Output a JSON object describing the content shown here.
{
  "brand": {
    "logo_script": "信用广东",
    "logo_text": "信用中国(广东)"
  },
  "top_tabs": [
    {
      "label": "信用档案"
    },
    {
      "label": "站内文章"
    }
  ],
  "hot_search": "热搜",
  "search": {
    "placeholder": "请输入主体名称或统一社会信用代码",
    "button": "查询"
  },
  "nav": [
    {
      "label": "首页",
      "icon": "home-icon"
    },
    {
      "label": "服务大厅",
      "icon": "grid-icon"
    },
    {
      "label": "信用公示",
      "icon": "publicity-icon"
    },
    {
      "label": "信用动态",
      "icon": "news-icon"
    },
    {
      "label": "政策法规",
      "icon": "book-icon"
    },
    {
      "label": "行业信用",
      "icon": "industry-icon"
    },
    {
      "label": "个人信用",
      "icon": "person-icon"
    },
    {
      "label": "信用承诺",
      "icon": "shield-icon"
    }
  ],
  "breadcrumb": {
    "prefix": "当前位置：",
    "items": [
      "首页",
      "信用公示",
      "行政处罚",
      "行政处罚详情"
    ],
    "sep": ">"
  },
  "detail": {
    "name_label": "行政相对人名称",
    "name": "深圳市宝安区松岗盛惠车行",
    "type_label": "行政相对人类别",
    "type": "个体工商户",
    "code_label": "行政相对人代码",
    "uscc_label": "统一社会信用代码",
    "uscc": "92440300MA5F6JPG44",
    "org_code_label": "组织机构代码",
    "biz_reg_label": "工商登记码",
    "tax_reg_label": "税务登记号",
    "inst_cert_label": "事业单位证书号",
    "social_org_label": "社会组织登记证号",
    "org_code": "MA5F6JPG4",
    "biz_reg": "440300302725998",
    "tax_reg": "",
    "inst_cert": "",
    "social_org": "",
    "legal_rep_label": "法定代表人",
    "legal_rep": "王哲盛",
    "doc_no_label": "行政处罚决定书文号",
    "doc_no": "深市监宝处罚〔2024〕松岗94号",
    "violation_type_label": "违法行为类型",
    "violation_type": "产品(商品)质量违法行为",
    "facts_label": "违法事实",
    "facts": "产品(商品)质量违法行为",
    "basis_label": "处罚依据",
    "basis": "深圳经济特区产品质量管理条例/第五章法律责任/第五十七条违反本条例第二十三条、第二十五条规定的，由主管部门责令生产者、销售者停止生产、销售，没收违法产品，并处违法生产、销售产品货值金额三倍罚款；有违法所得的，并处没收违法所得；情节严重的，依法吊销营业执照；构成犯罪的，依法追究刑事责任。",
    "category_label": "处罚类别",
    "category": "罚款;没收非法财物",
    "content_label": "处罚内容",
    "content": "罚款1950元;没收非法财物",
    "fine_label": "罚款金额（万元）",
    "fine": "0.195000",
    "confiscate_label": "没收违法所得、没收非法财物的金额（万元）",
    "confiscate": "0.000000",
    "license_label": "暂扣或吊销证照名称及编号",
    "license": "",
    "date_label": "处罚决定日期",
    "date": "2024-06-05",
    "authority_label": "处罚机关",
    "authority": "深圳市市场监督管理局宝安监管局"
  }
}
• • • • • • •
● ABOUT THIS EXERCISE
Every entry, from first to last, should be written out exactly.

● SOLUTION TO THIS PROBLEM
Output a JSON object describing the content shown here.
{
  "brand": {
    "logo_script": "信用广东",
    "logo_text": "信用中国(广东)"
  },
  "top_tabs": [
    {
      "label": "信用档案"
    },
    {
      "label": "站内文章"
    }
  ],
  "hot_search": "热搜",
  "search": {
    "placeholder": "请输入主体名称或统一社会信用代码",
    "button": "查询"
  },
  "nav": [
    {
      "label": "首页",
      "icon": "home-icon"
    },
    {
      "label": "服务大厅",
      "icon": "grid-icon"
    },
    {
      "label": "信用公示",
      "icon": "publicity-icon"
    },
    {
      "label": "信用动态",
      "icon": "news-icon"
    },
    {
      "label": "政策法规",
      "icon": "book-icon"
    },
    {
      "label": "行业信用",
      "icon": "industry-icon"
    },
    {
      "label": "个人信用",
      "icon": "person-icon"
    },
    {
      "label": "信用承诺",
      "icon": "shield-icon"
    }
  ],
  "breadcrumb": {
    "prefix": "当前位置：",
    "items": [
      "首页",
      "信用公示",
      "行政处罚",
      "行政处罚详情"
    ],
    "sep": ">"
  },
  "detail": {
    "name_label": "行政相对人名称",
    "name": "深圳市宝安区松岗盛惠车行",
    "type_label": "行政相对人类别",
    "type": "个体工商户",
    "code_label": "行政相对人代码",
    "uscc_label": "统一社会信用代码",
    "uscc": "92440300MA5F6JPG44",
    "org_code_label": "组织机构代码",
    "biz_reg_label": "工商登记码",
    "tax_reg_label": "税务登记号",
    "inst_cert_label": "事业单位证书号",
    "social_org_label": "社会组织登记证号",
    "org_code": "MA5F6JPG4",
    "biz_reg": "440300302725998",
    "tax_reg": "",
    "inst_cert": "",
    "social_org": "",
    "legal_rep_label": "法定代表人",
    "legal_rep": "王哲盛",
    "doc_no_label": "行政处罚决定书文号",
    "doc_no": "深市监宝处罚〔2024〕松岗94号",
    "violation_type_label": "违法行为类型",
    "violation_type": "产品(商品)质量违法行为",
    "facts_label": "违法事实",
    "facts": "产品(商品)质量违法行为",
    "basis_label": "处罚依据",
    "basis": "深圳经济特区产品质量管理条例/第五章法律责任/第五十七条违反本条例第二十三条、第二十五条规定的，由主管部门责令生产者、销售者停止生产、销售，没收违法产品，并处违法生产、销售产品货值金额三倍罚款；有违法所得的，并处没收违法所得；情节严重的，依法吊销营业执照；构成犯罪的，依法追究刑事责任。",
    "category_label": "处罚类别",
    "category": "罚款;没收非法财物",
    "content_label": "处罚内容",
    "content": "罚款1950元;没收非法财物",
    "fine_label": "罚款金额（万元）",
    "fine": "0.195000",
    "confiscate_label": "没收违法所得、没收非法财物的金额（万元）",
    "confiscate": "0.000000",
    "license_label": "暂扣或吊销证照名称及编号",
    "license": "",
    "date_label": "处罚决定日期",
    "date": "2024-06-05",
    "authority_label": "处罚机关",
    "authority": "深圳市市场监督管理局宝安监管局"
  }
}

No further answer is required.